The show is over before anyone watching realizes. Yung Lean calls Thaiboy on stage (to sing a duet we imagined, if you can call rapping together a duet), who is shaking his head from offstage right. Lean begins mumbling incoherently into the mic, spitting rap jargon about Denver and the crowd that is staring at him expectantly that this has been “great.” People cheer and holler in response, but before we can gift Yung Lean the parting applause and adulations for his performance, he strolls off stage.

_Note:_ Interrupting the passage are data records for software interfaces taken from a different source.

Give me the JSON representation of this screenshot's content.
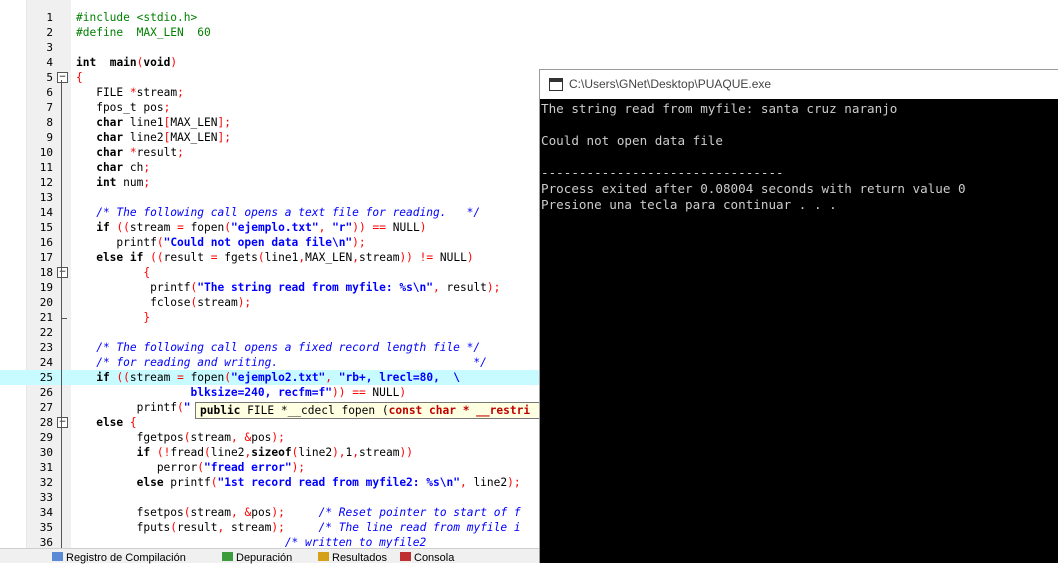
{
  "editor": {
    "lines": [
      {
        "n": "1",
        "segs": [
          [
            "pp",
            "#include <stdio.h>"
          ]
        ]
      },
      {
        "n": "2",
        "segs": [
          [
            "pp",
            "#define  MAX_LEN  60"
          ]
        ]
      },
      {
        "n": "3",
        "segs": []
      },
      {
        "n": "4",
        "segs": [
          [
            "kw",
            "int"
          ],
          [
            "",
            "  "
          ],
          [
            "kw",
            "main"
          ],
          [
            "sym",
            "("
          ],
          [
            "kw",
            "void"
          ],
          [
            "sym",
            ")"
          ]
        ]
      },
      {
        "n": "5",
        "segs": [
          [
            "sym",
            "{"
          ]
        ]
      },
      {
        "n": "6",
        "segs": [
          [
            "",
            "   FILE "
          ],
          [
            "sym",
            "*"
          ],
          [
            "",
            "stream"
          ],
          [
            "sym",
            ";"
          ]
        ]
      },
      {
        "n": "7",
        "segs": [
          [
            "",
            "   fpos_t pos"
          ],
          [
            "sym",
            ";"
          ]
        ]
      },
      {
        "n": "8",
        "segs": [
          [
            "kw",
            "   char"
          ],
          [
            "",
            " line1"
          ],
          [
            "sym",
            "["
          ],
          [
            "",
            "MAX_LEN"
          ],
          [
            "sym",
            "];"
          ]
        ]
      },
      {
        "n": "9",
        "segs": [
          [
            "kw",
            "   char"
          ],
          [
            "",
            " line2"
          ],
          [
            "sym",
            "["
          ],
          [
            "",
            "MAX_LEN"
          ],
          [
            "sym",
            "];"
          ]
        ]
      },
      {
        "n": "10",
        "segs": [
          [
            "kw",
            "   char"
          ],
          [
            "",
            " "
          ],
          [
            "sym",
            "*"
          ],
          [
            "",
            "result"
          ],
          [
            "sym",
            ";"
          ]
        ]
      },
      {
        "n": "11",
        "segs": [
          [
            "kw",
            "   char"
          ],
          [
            "",
            " ch"
          ],
          [
            "sym",
            ";"
          ]
        ]
      },
      {
        "n": "12",
        "segs": [
          [
            "kw",
            "   int"
          ],
          [
            "",
            " num"
          ],
          [
            "sym",
            ";"
          ]
        ]
      },
      {
        "n": "13",
        "segs": []
      },
      {
        "n": "14",
        "segs": [
          [
            "cm",
            "   /* The following call opens a text file for reading.   */"
          ]
        ]
      },
      {
        "n": "15",
        "segs": [
          [
            "kw",
            "   if"
          ],
          [
            "",
            " "
          ],
          [
            "sym",
            "(("
          ],
          [
            "",
            "stream "
          ],
          [
            "sym",
            "="
          ],
          [
            "",
            " fopen"
          ],
          [
            "sym",
            "("
          ],
          [
            "str",
            "\"ejemplo.txt\""
          ],
          [
            "sym",
            ","
          ],
          [
            "",
            " "
          ],
          [
            "str",
            "\"r\""
          ],
          [
            "sym",
            "))"
          ],
          [
            "",
            " "
          ],
          [
            "sym",
            "=="
          ],
          [
            "",
            " NULL"
          ],
          [
            "sym",
            ")"
          ]
        ]
      },
      {
        "n": "16",
        "segs": [
          [
            "",
            "      printf"
          ],
          [
            "sym",
            "("
          ],
          [
            "str",
            "\"Could not open data file\\n\""
          ],
          [
            "sym",
            ");"
          ]
        ]
      },
      {
        "n": "17",
        "segs": [
          [
            "kw",
            "   else if"
          ],
          [
            "",
            " "
          ],
          [
            "sym",
            "(("
          ],
          [
            "",
            "result "
          ],
          [
            "sym",
            "="
          ],
          [
            "",
            " fgets"
          ],
          [
            "sym",
            "("
          ],
          [
            "",
            "line1"
          ],
          [
            "sym",
            ","
          ],
          [
            "",
            "MAX_LEN"
          ],
          [
            "sym",
            ","
          ],
          [
            "",
            "stream"
          ],
          [
            "sym",
            "))"
          ],
          [
            "",
            " "
          ],
          [
            "sym",
            "!="
          ],
          [
            "",
            " NULL"
          ],
          [
            "sym",
            ")"
          ]
        ]
      },
      {
        "n": "18",
        "segs": [
          [
            "",
            "          "
          ],
          [
            "sym",
            "{"
          ]
        ]
      },
      {
        "n": "19",
        "segs": [
          [
            "",
            "           printf"
          ],
          [
            "sym",
            "("
          ],
          [
            "str",
            "\"The string read from myfile: %s\\n\""
          ],
          [
            "sym",
            ","
          ],
          [
            "",
            " result"
          ],
          [
            "sym",
            ");"
          ]
        ]
      },
      {
        "n": "20",
        "segs": [
          [
            "",
            "           fclose"
          ],
          [
            "sym",
            "("
          ],
          [
            "",
            "stream"
          ],
          [
            "sym",
            ");"
          ]
        ]
      },
      {
        "n": "21",
        "segs": [
          [
            "",
            "          "
          ],
          [
            "sym",
            "}"
          ]
        ]
      },
      {
        "n": "22",
        "segs": []
      },
      {
        "n": "23",
        "segs": [
          [
            "cm",
            "   /* The following call opens a fixed record length file */"
          ]
        ]
      },
      {
        "n": "24",
        "segs": [
          [
            "cm",
            "   /* for reading and writing.                             */"
          ]
        ]
      },
      {
        "n": "25",
        "segs": [
          [
            "kw",
            "   if"
          ],
          [
            "",
            " "
          ],
          [
            "sym",
            "(("
          ],
          [
            "",
            "stream "
          ],
          [
            "sym",
            "="
          ],
          [
            "",
            " fopen"
          ],
          [
            "sym",
            "("
          ],
          [
            "str",
            "\"ejemplo2.txt\""
          ],
          [
            "sym",
            ","
          ],
          [
            "",
            " "
          ],
          [
            "str",
            "\"rb+, lrecl=80,  \\"
          ]
        ]
      },
      {
        "n": "26",
        "segs": [
          [
            "",
            "                 "
          ],
          [
            "str",
            "blksize=240, recfm=f\""
          ],
          [
            "sym",
            "))"
          ],
          [
            "",
            " "
          ],
          [
            "sym",
            "=="
          ],
          [
            "",
            " NULL"
          ],
          [
            "sym",
            ")"
          ]
        ]
      },
      {
        "n": "27",
        "segs": [
          [
            "",
            "         printf"
          ],
          [
            "sym",
            "("
          ],
          [
            "str",
            "\""
          ]
        ]
      },
      {
        "n": "28",
        "segs": [
          [
            "kw",
            "   else"
          ],
          [
            "",
            " "
          ],
          [
            "sym",
            "{"
          ]
        ]
      },
      {
        "n": "29",
        "segs": [
          [
            "",
            "         fgetpos"
          ],
          [
            "sym",
            "("
          ],
          [
            "",
            "stream"
          ],
          [
            "sym",
            ","
          ],
          [
            "",
            " "
          ],
          [
            "sym",
            "&"
          ],
          [
            "",
            "pos"
          ],
          [
            "sym",
            ");"
          ]
        ]
      },
      {
        "n": "30",
        "segs": [
          [
            "kw",
            "         if"
          ],
          [
            "",
            " "
          ],
          [
            "sym",
            "(!"
          ],
          [
            "",
            "fread"
          ],
          [
            "sym",
            "("
          ],
          [
            "",
            "line2"
          ],
          [
            "sym",
            ","
          ],
          [
            "kw",
            "sizeof"
          ],
          [
            "sym",
            "("
          ],
          [
            "",
            "line2"
          ],
          [
            "sym",
            "),"
          ],
          [
            "",
            "1"
          ],
          [
            "sym",
            ","
          ],
          [
            "",
            "stream"
          ],
          [
            "sym",
            "))"
          ]
        ]
      },
      {
        "n": "31",
        "segs": [
          [
            "",
            "            perror"
          ],
          [
            "sym",
            "("
          ],
          [
            "str",
            "\"fread error\""
          ],
          [
            "sym",
            ");"
          ]
        ]
      },
      {
        "n": "32",
        "segs": [
          [
            "kw",
            "         else"
          ],
          [
            "",
            " printf"
          ],
          [
            "sym",
            "("
          ],
          [
            "str",
            "\"1st record read from myfile2: %s\\n\""
          ],
          [
            "sym",
            ","
          ],
          [
            "",
            " line2"
          ],
          [
            "sym",
            ");"
          ]
        ]
      },
      {
        "n": "33",
        "segs": []
      },
      {
        "n": "34",
        "segs": [
          [
            "",
            "         fsetpos"
          ],
          [
            "sym",
            "("
          ],
          [
            "",
            "stream"
          ],
          [
            "sym",
            ","
          ],
          [
            "",
            " "
          ],
          [
            "sym",
            "&"
          ],
          [
            "",
            "pos"
          ],
          [
            "sym",
            ");"
          ],
          [
            "",
            "     "
          ],
          [
            "cm",
            "/* Reset pointer to start of f"
          ]
        ]
      },
      {
        "n": "35",
        "segs": [
          [
            "",
            "         fputs"
          ],
          [
            "sym",
            "("
          ],
          [
            "",
            "result"
          ],
          [
            "sym",
            ","
          ],
          [
            "",
            " stream"
          ],
          [
            "sym",
            ");"
          ],
          [
            "",
            "     "
          ],
          [
            "cm",
            "/* The line read from myfile i"
          ]
        ]
      },
      {
        "n": "36",
        "segs": [
          [
            "",
            "                               "
          ],
          [
            "cm",
            "/* written to myfile2"
          ]
        ]
      }
    ]
  },
  "tooltip": {
    "kw1": "public",
    "mid": " FILE *__cdecl fopen (",
    "kw2": "const char",
    "rest": " * __restri"
  },
  "bottom_tabs": [
    {
      "label": "Registro de Compilación"
    },
    {
      "label": "Depuración"
    },
    {
      "label": "Resultados"
    },
    {
      "label": "Consola"
    }
  ],
  "console": {
    "title": "C:\\Users\\GNet\\Desktop\\PUAQUE.exe",
    "lines": [
      "The string read from myfile: santa cruz naranjo",
      "",
      "Could not open data file",
      "",
      "--------------------------------",
      "Process exited after 0.08004 seconds with return value 0",
      "Presione una tecla para continuar . . ."
    ]
  }
}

There is a pause of confusion and hum of chatter, and then the overhead lights glare on. That is it. A guy starts chanting, and I can only hope it was the same one who had failed previously, “ONE MORE SONG! ONE MORE SONG!” But like before, this chant only grew to 1/3 of its full potential, much like the theatre’s capacity at this “’sold out” venue.
With the lights on, the look of dreaminess is replaced by one of dreariness. People are sweaty, and some stick around in huddles to share what I can only imagine is leftovers of their night’s hit and kick.
Similar to the artificial “high” you get after watching a movie, leaving a concert works in the opposite way, making you feel worse as you walk the street after. God I wish he would’ve done an encore. I grab my sweatshirt from my brother as we walk through the doors to outside. The cold air is now inviting and cools my shaking body, blowing through my hair and down my back. I look down and admire my sweatshirt, it’s the same one Thaiboy Digital wore on stage.
It was $60. But now me, Yung Lean, Thaiboy and the Sadboys all match. That’s priceless.
If you are a listener, or if you are just curious, here is a personal playlist of my favorite Yung Lean tracks: